Page and application data records:
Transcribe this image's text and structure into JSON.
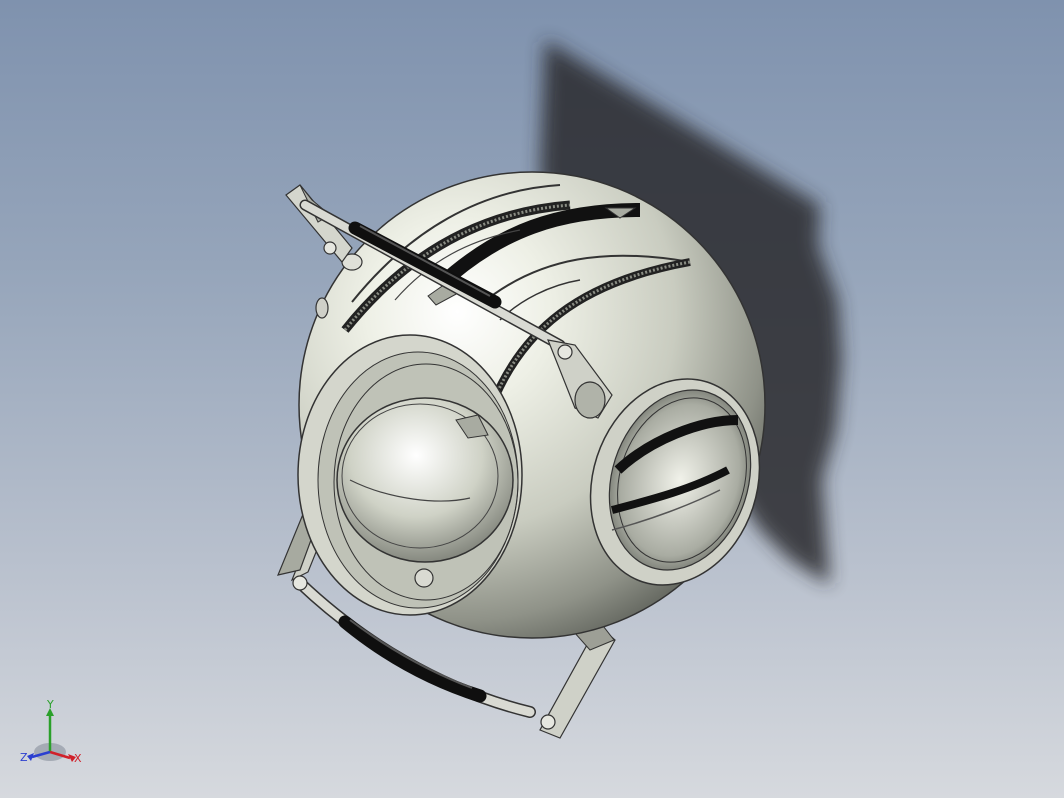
{
  "viewport": {
    "background_top": "#7f92ae",
    "background_bottom": "#d6d9de"
  },
  "model": {
    "name_icon": "spherical-robot-core-model",
    "body_color": "#e9ecdf",
    "shadow_color": "#2b2b2d",
    "rubber_color": "#161616"
  },
  "triad": {
    "x_label": "X",
    "y_label": "Y",
    "z_label": "Z",
    "x_color": "#d0202a",
    "y_color": "#2aa02a",
    "z_color": "#2b3fd0"
  }
}
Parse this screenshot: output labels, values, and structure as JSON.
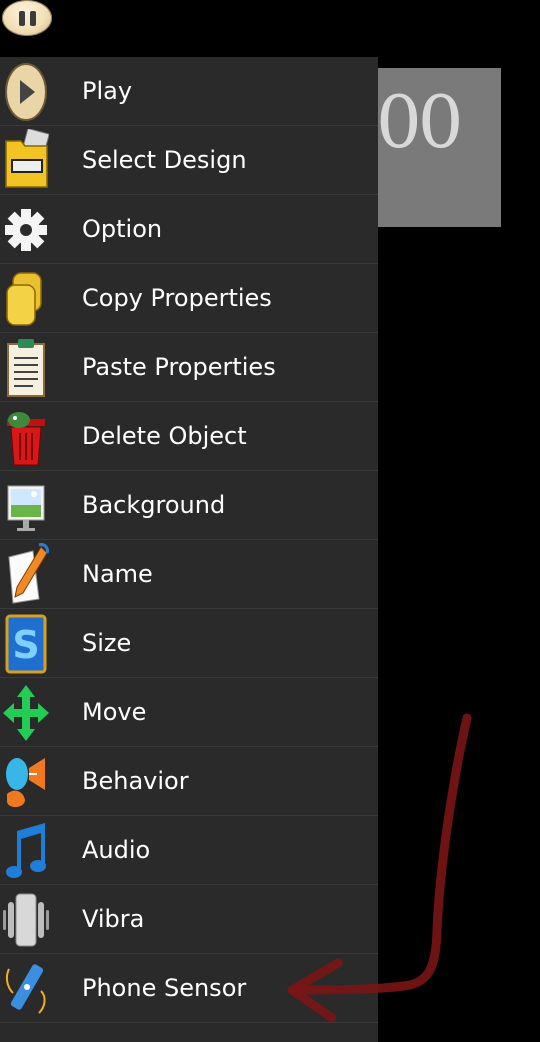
{
  "status": {
    "number_display": "00"
  },
  "menu": {
    "items": [
      {
        "label": "Play",
        "icon": "play-icon"
      },
      {
        "label": "Select Design",
        "icon": "folder-icon"
      },
      {
        "label": "Option",
        "icon": "gear-icon"
      },
      {
        "label": "Copy Properties",
        "icon": "copy-icon"
      },
      {
        "label": "Paste Properties",
        "icon": "clipboard-icon"
      },
      {
        "label": "Delete Object",
        "icon": "trash-icon"
      },
      {
        "label": "Background",
        "icon": "landscape-icon"
      },
      {
        "label": "Name",
        "icon": "pencil-icon"
      },
      {
        "label": "Size",
        "icon": "size-icon"
      },
      {
        "label": "Move",
        "icon": "move-arrows-icon"
      },
      {
        "label": "Behavior",
        "icon": "behavior-icon"
      },
      {
        "label": "Audio",
        "icon": "music-note-icon"
      },
      {
        "label": "Vibra",
        "icon": "vibration-icon"
      },
      {
        "label": "Phone Sensor",
        "icon": "sensor-icon"
      }
    ]
  },
  "colors": {
    "menu_bg": "#2a2a2a",
    "annotation": "#7a1515"
  }
}
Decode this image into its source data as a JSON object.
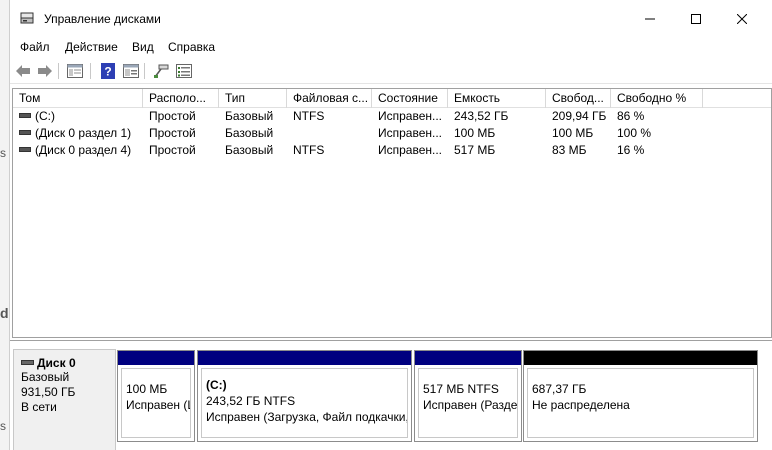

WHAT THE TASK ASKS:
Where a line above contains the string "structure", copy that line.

SOLVED EXERCISE:
Transcribe this image's text and structure into JSON.
Parse this screenshot: output labels, values, and structure as JSON.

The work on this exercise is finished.